Slideshow

Written Down or Visualise - Which Way to Goal Success?

by Rhian Sherrington on 17th Nov 2014

We all know that having and achieving goals is an important aspect of living a fulfilling and meaningful life. It gives us confidence and motivation. It allows us to recognise accomplishments in our lives, something many of us can find hard to do. For many people, just giving ourselves permission to have goals can be a barrier. For others, trying to realise their dreams and ambitions brings them face to face to enemy number one, fear - of failure, of being judged, of being too successful - the list is endless. 

Successful goal achievement is the one of the fundamental benefits of working with a coach.

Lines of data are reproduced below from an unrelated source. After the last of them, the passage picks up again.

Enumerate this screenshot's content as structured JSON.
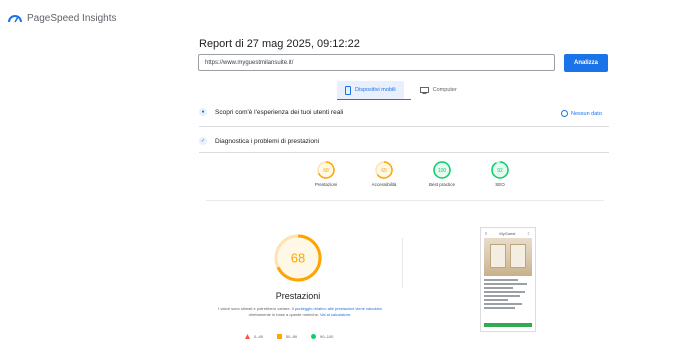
{
  "app": {
    "title": "PageSpeed Insights"
  },
  "report": {
    "title": "Report di 27 mag 2025, 09:12:22"
  },
  "url_input": {
    "value": "https://www.myguestmilansuite.it/"
  },
  "analyze_button": {
    "label": "Analizza"
  },
  "tabs": [
    {
      "label": "Dispositivi mobili",
      "active": true
    },
    {
      "label": "Computer",
      "active": false
    }
  ],
  "sections": {
    "real_users": {
      "label": "Scopri com'è l'esperienza dei tuoi utenti reali",
      "note": "Nessun dato"
    },
    "diagnostics": {
      "label": "Diagnostica i problemi di prestazioni"
    }
  },
  "scores": [
    {
      "label": "Prestazioni",
      "value": 68,
      "color": "#ffa400"
    },
    {
      "label": "Accessibilità",
      "value": 65,
      "color": "#ffa400"
    },
    {
      "label": "Best practice",
      "value": 100,
      "color": "#0cce6b"
    },
    {
      "label": "SEO",
      "value": 92,
      "color": "#0cce6b"
    }
  ],
  "main_score": {
    "label": "Prestazioni",
    "value": 68,
    "color": "#ffa400"
  },
  "description": {
    "text1": "I valori sono stimati e potrebbero variare. Il ",
    "link1": "punteggio relativo alle prestazioni viene calcolato",
    "text2": " direttamente in base a queste metriche. ",
    "link2": "Vai al calcolatore."
  },
  "legend": [
    {
      "range": "0–49",
      "color": "#ff4e42",
      "shape": "triangle"
    },
    {
      "range": "50–89",
      "color": "#ffa400",
      "shape": "square"
    },
    {
      "range": "90–100",
      "color": "#0cce6b",
      "shape": "circle"
    }
  ],
  "phone_preview": {
    "brand": "MyGuest"
  }
}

We help you identify not just any old goal but powerful, inspiring goals that are congruent to who you really are and what’s truly important to you. We enable you to work out where it is you want to go by getting your vision crystal clear and using that to work for you as a powerful motivator for action.

Once we’re proficient with setting congruent goals, the next important step is understanding how we should be using them to greatest effect.
 
For many, it’s writing them down that is the essential component. Whilst the popularly quoted study about Harvard students is a myth, a study undertaken at Dominican University does support the belief that those who write them down and create some accountability towards achieving them (either by sharing with a friend or coach), will be significantly more successful in accomplishing them.

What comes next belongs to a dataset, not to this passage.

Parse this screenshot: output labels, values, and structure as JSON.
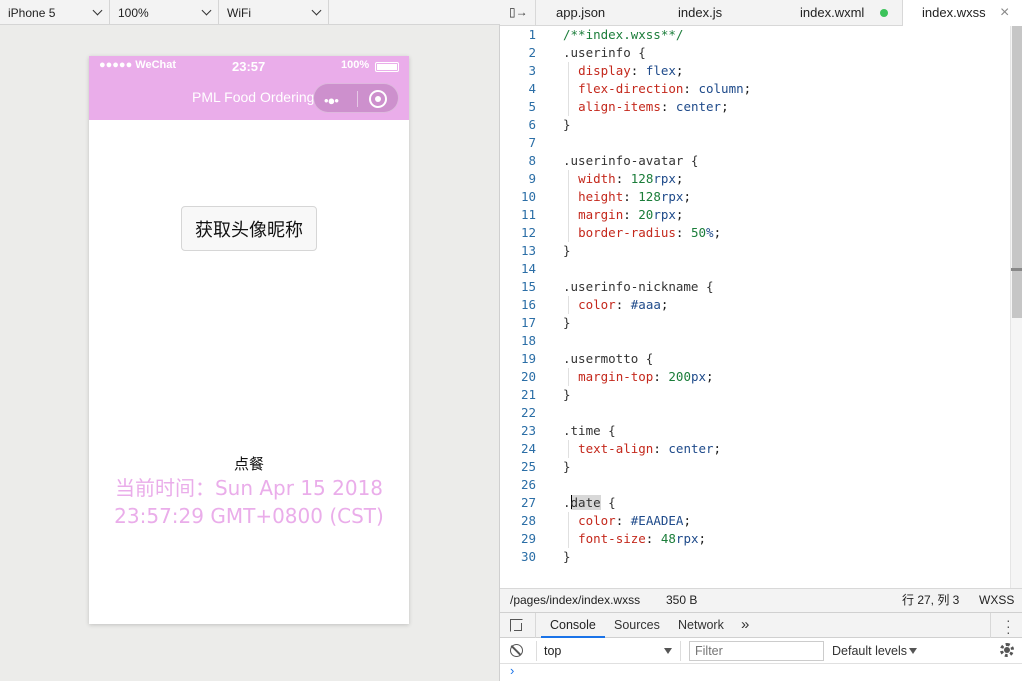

Many others put tremendous store in visualising goals, seeing the mental preparation in our minds eye as being a key part of attracting that into our field (think Law of Attraction). It’s also seen as a vital means of training our subconscious to align our decisions and actions with what it is we want to achieve. Visualisation, without doubt, is a very powerful tool that many highly successful Olympic athletes, speakers and business people use. But can you rely on visualisation alone?
 
One research study reported by Amy Brann in her acclaimed book  'Make Your Brain Work' examined the improvements in finger muscle tone in groups of people who actually did the finger exercising compared to those who just visualised it happening. Amazingly enough, the later group of visualizers saw a 22% increase in muscle tone over the study period compared to a 20% increase in muscle tone of those who actually did the exercising…

 
From seeing the success in the clients I work with, and from personal experience, I’d say if you were to combine the two techniques, you’re going to be flying - and getting real results.